Katie Oppenheimer: Can you explain quantum mechanics to me?
J Robert Oppenheimer: Well, this glass, this drink, this table, uh… our bodies, all of it. It is mostly empty space. Collections of small energy waves linked together.
Katie Oppenheimer: with what?
J Robert Oppenheimer: Attractive forces are strong enough to convince us that matter is solid, to prevent my body from passing through yours.
Fast forward to the year 2023, where Mario Barbati is a theoretical chemist and physicist researching the interactions of light and molecules. He is also Professor of Chemistry at Aix-Marseille University in France. Writing this week to TimeBarbati says thatThere are no empty spaces inside an atom.
“the an empty atom The image is probably the most frequently repeated error in popular science.”
It’s not clear who created this legend, but it’s almost certainly Carl Sagan in his classic TV series Universe (1980), played a decisive role in its publication. After questioning how small the nucleus was compared to an atom, Sagan concluded, “Most of the mass of an atom is in its nucleus; electrons, by comparison, are just clouds of moving fluff. Atoms are essentially empty space. Matter is mainly composed of nothing.” I still remember how deeply those words ran into my mind when I heard them as a child in the early 1980s. Today, as a professional theoretical chemist, I know that Sagan’s statements fail to capture some of the fundamental features of atoms and molecules…

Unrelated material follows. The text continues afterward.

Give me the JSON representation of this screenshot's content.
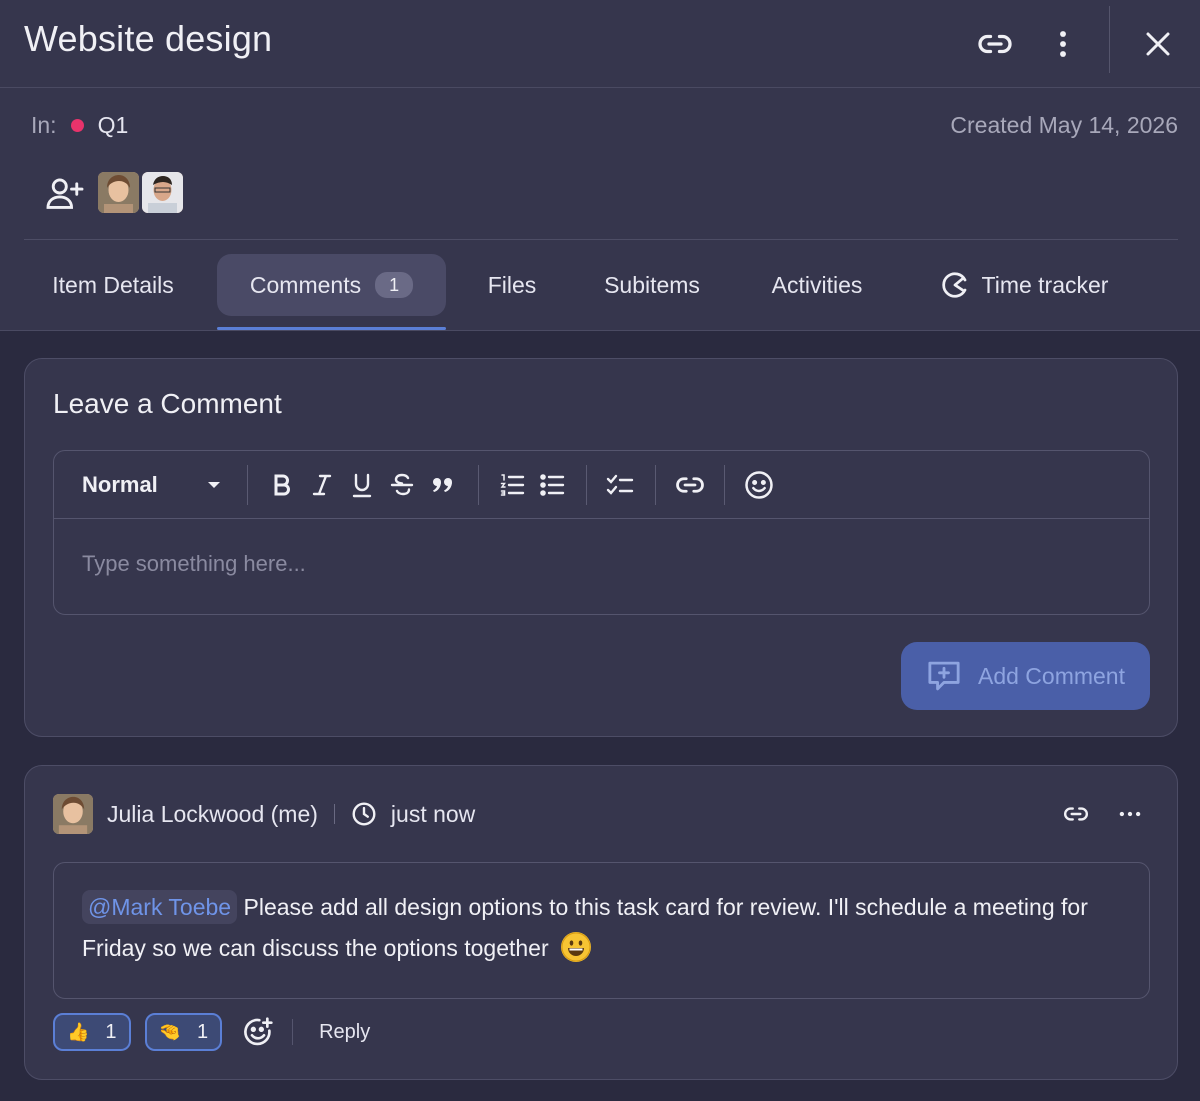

The misconceptions that fuel the idea of an empty atom can be dismantled through careful interpretation of quantum theory, which describes the physics of particles, atoms and subatomic particles. According to quantum theory, the fundamental units of matter—such as electrons, nuclei, and the particles that make them up—can be pictured as either waves or particles. Leave them to develop on their own without human intervention, acting as erratic waves in the form of continuous clouds. On the other hand, when we try to observe these systems, they appear to be localized particles, like bullets in the classical world. But accepting quantum predictions that nuclei and electrons fill space as continuous clouds has a bold conceptual price: it implies that these particles do not vibrate, spin, or spin. They inhabit a small, motionless world where time only occasionally plays a role…
A molecule is a body at rest without any internal motion. Quantum clouds of all nuclei and electrons remain absolutely constant for a molecule with a well-defined energy. Time doesn’t matter…but time does come into play when one molecule collides with another, triggering a chemical reaction. Then the storm hits. Quantum stability explodes when parts of the electron cloud flow from one molecule to another. Clouds mix, reshape, merge, and split. Nuclear clouds rearrange themselves to adapt to the new electronic configuration, and sometimes even move between molecules. For a fraction of a picosecond (10-12 seconds or a billionth of a millisecond), the storm rages and reshapes the molecular landscape until rest is restored in the newly formed compounds.